HR Energy is a collaboration between Pure and law firm Mills & Reeve. It’s a quarterly event designed to give HR professionals new learning and networking opportunities. Run by our very own Becky Wilson and Mills & Reeves’ James Kidd, we invite expert speakers to each session to talk about the latest topics and innovations in HR.
Our speaker: Ian Hacon on company culture and wellbeing
This quarter we heard from Ian Hacon, founder of Energise.Me, a digital wellbeing platform. He’s also an experienced CEO and Non-Executive Director, and co-owner of restaurant chain and Norfolk staple, Zaks. He joined us to talk about what makes a great company culture and, on the flipside, a bad one.
“Culture eats strategy for breakfast” is a famous quote from legendary management consultant and writer Peter Drucker. Ian played on this quote for the title of his presentation. He pointed out that many organisations use staff wellbeing initiatives – like free muesli for breakfast, for example – as a solution to recruitment, retention and productivity. And while these types of schemes can improve all of these, they often don’t deliver the culture-changing outcomes organisations want. Ian used skits and parodies from TikTok to show just how out-of-touch some of these types of wellbeing initiatives can be when they’re introduced. Free tea, yoga in the office and resilience training just aren’t going to be enough to address the root causes of some organisations’ issues, especially if the existing culture is bad.
Ian then brought up Maslow’s hierarchy of needs, something that’s well known to most HR professionals. He challenged us to think about we could relate each of the levels of the pyramid to someone’s role in an organisation.
If a company can meet these needs at all levels, employees will be happier, feel rewarded and recognised for their roles, and perform well. And this in turn will lead to an excellent organisational culture.
Our group discussion
Ian asked us to think about what we’d learned in the presentation and use it to talk about things we’d stop at our organisations if we had the choice. Some of the things we came up with included:
- only implementing new things after asking employees for their opinions
- making sure successive initiatives don’t contradict each other
- stopping employers jumping on bandwagons and ‘shiny new things’
- making sure organisations deliver on their promises
- stop hiding realities or results.
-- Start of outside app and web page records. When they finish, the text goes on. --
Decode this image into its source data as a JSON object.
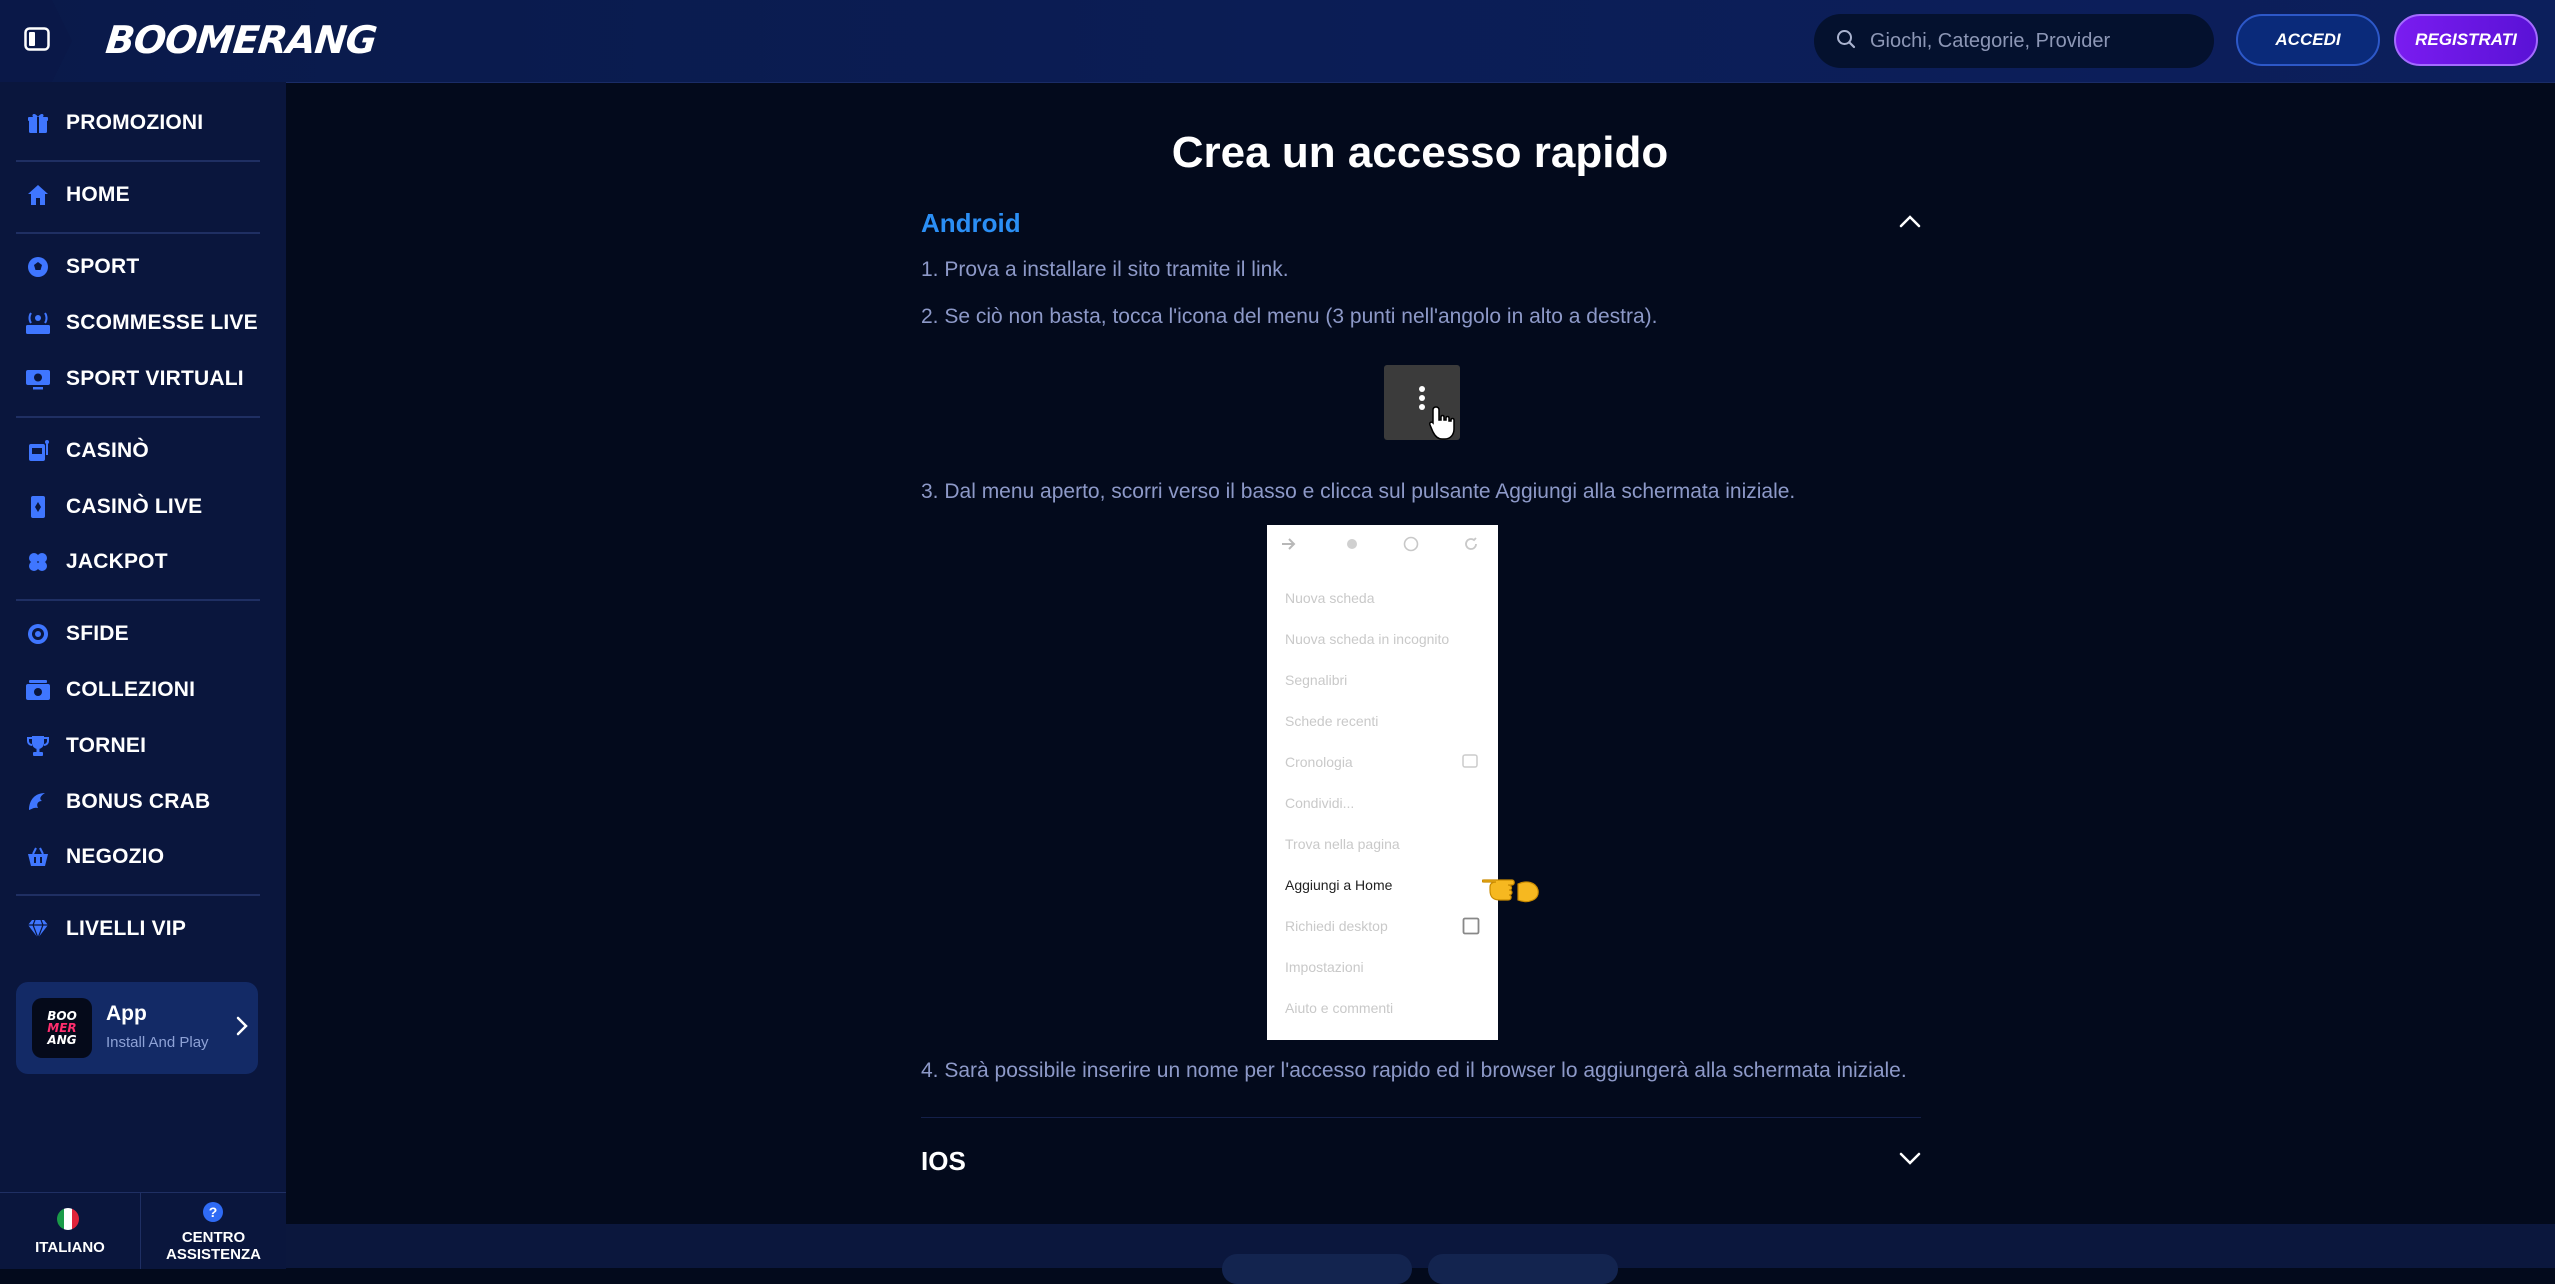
{
  "header": {
    "logo_text": "BOOMERANG",
    "search_placeholder": "Giochi, Categorie, Provider",
    "login_label": "ACCEDI",
    "register_label": "REGISTRATI"
  },
  "sidebar": {
    "items": [
      {
        "label": "PROMOZIONI",
        "icon": "gift-icon"
      },
      {
        "label": "HOME",
        "icon": "home-icon"
      },
      {
        "label": "SPORT",
        "icon": "soccer-ball-icon"
      },
      {
        "label": "SCOMMESSE LIVE",
        "icon": "live-icon"
      },
      {
        "label": "SPORT VIRTUALI",
        "icon": "monitor-icon"
      },
      {
        "label": "CASINÒ",
        "icon": "slot-machine-icon"
      },
      {
        "label": "CASINÒ LIVE",
        "icon": "card-icon"
      },
      {
        "label": "JACKPOT",
        "icon": "clover-icon"
      },
      {
        "label": "SFIDE",
        "icon": "target-icon"
      },
      {
        "label": "COLLEZIONI",
        "icon": "collection-icon"
      },
      {
        "label": "TORNEI",
        "icon": "trophy-icon"
      },
      {
        "label": "BONUS CRAB",
        "icon": "crab-claw-icon"
      },
      {
        "label": "NEGOZIO",
        "icon": "basket-icon"
      },
      {
        "label": "LIVELLI VIP",
        "icon": "diamond-icon"
      }
    ],
    "app_card": {
      "logo_lines": [
        "BOO",
        "MER",
        "ANG"
      ],
      "title": "App",
      "subtitle": "Install And Play"
    },
    "footer": {
      "language_label": "ITALIANO",
      "support_label_line1": "CENTRO",
      "support_label_line2": "ASSISTENZA"
    }
  },
  "main": {
    "title": "Crea un accesso rapido",
    "android": {
      "title": "Android",
      "steps": [
        "1. Prova a installare il sito tramite il link.",
        "2. Se ciò non basta, tocca l'icona del menu (3 punti nell'angolo in alto a destra).",
        "3. Dal menu aperto, scorri verso il basso e clicca sul pulsante Aggiungi alla schermata iniziale.",
        "4. Sarà possibile inserire un nome per l'accesso rapido ed il browser lo aggiungerà alla schermata iniziale."
      ],
      "menu_image_items": [
        "Nuova scheda",
        "Nuova scheda in incognito",
        "Segnalibri",
        "Schede recenti",
        "Cronologia",
        "Condividi...",
        "Trova nella pagina",
        "Aggiungi a Home",
        "Richiedi desktop",
        "Impostazioni",
        "Aiuto e commenti"
      ]
    },
    "ios": {
      "title": "IOS"
    }
  },
  "colors": {
    "background": "#030a1c",
    "sidebar": "#0a163d",
    "accent_blue": "#2b8ff5",
    "register_purple": "#7a1cf0",
    "step_text": "#8d99c8"
  }
}
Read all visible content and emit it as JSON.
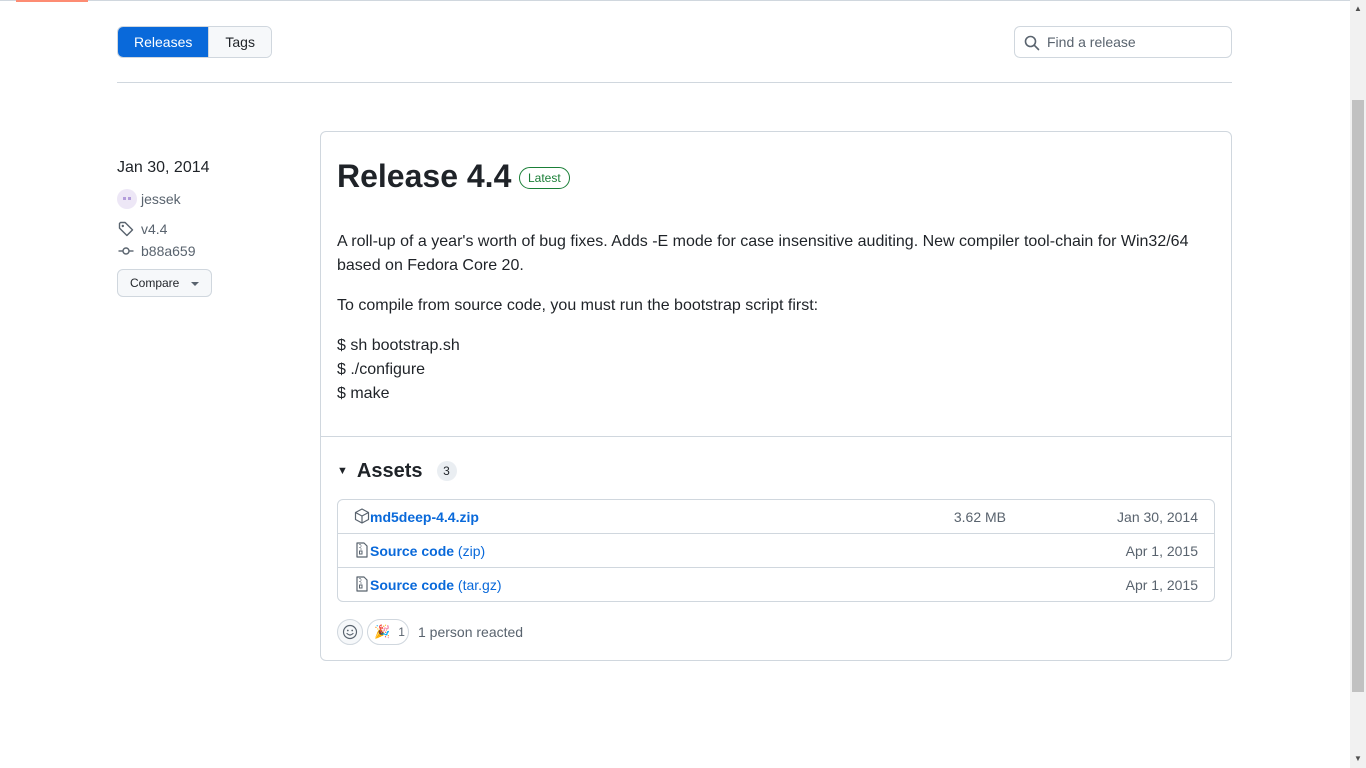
{
  "nav": {
    "releases_label": "Releases",
    "tags_label": "Tags"
  },
  "search": {
    "placeholder": "Find a release"
  },
  "meta": {
    "date": "Jan 30, 2014",
    "author": "jessek",
    "tag": "v4.4",
    "commit": "b88a659",
    "compare_label": "Compare"
  },
  "release": {
    "title": "Release 4.4",
    "badge": "Latest",
    "body_lines": [
      "A roll-up of a year's worth of bug fixes. Adds -E mode for case insensitive auditing. New compiler tool-chain for Win32/64",
      "based on Fedora Core 20.",
      "To compile from source code, you must run the bootstrap script first:",
      "$ sh bootstrap.sh",
      "$ ./configure",
      "$ make"
    ]
  },
  "assets": {
    "label": "Assets",
    "count": "3",
    "items": [
      {
        "name": "md5deep-4.4.zip",
        "format": "",
        "size": "3.62 MB",
        "date": "Jan 30, 2014",
        "icon": "package-icon"
      },
      {
        "name": "Source code",
        "format": "(zip)",
        "size": "",
        "date": "Apr 1, 2015",
        "icon": "file-zip-icon"
      },
      {
        "name": "Source code",
        "format": "(tar.gz)",
        "size": "",
        "date": "Apr 1, 2015",
        "icon": "file-zip-icon"
      }
    ]
  },
  "reactions": {
    "emoji": "🎉",
    "count": "1",
    "summary": "1 person reacted"
  },
  "colors": {
    "accent": "#0969da",
    "latest_green": "#1a7f37",
    "tab_underline": "#fd8c73"
  }
}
Everyone in the room had examples of things their organisation do well. But it was refreshing to be able to challenge the not-so-successful ideas in a safe and creative way – it gave everyone something to think about.
Next we focused on things we wanted to start doing within our organisations, and those we wanted to continue. This gave us a chance to really share ideas and work collaboratively, talking about what works well for each of us. Some inspiration from this included:
- building teams socially as well as within business hours
- keeping momentum going by listening to what employees want, then re-evaluating if need be
- making ourselves more visible and available to the wider business
- challenging the wrong behaviours, especially in leadership teams
- adopting a more holistic approach to HR
- focusing on individual needs across our teams.
All in all it was a great session from Ian. He got us all talking about what we can encourage our organisations to start and stop to help create the very best company cultures.
Want to take part in the next HR Energy event?
You can find out more on the HR Energy page. We’ve got lots of exciting topics coming up – like neurodiversity in the workplace for example. And if you’re an HR professional who’s ready for a new challenge, you can see what jobs we have available, or get in touch.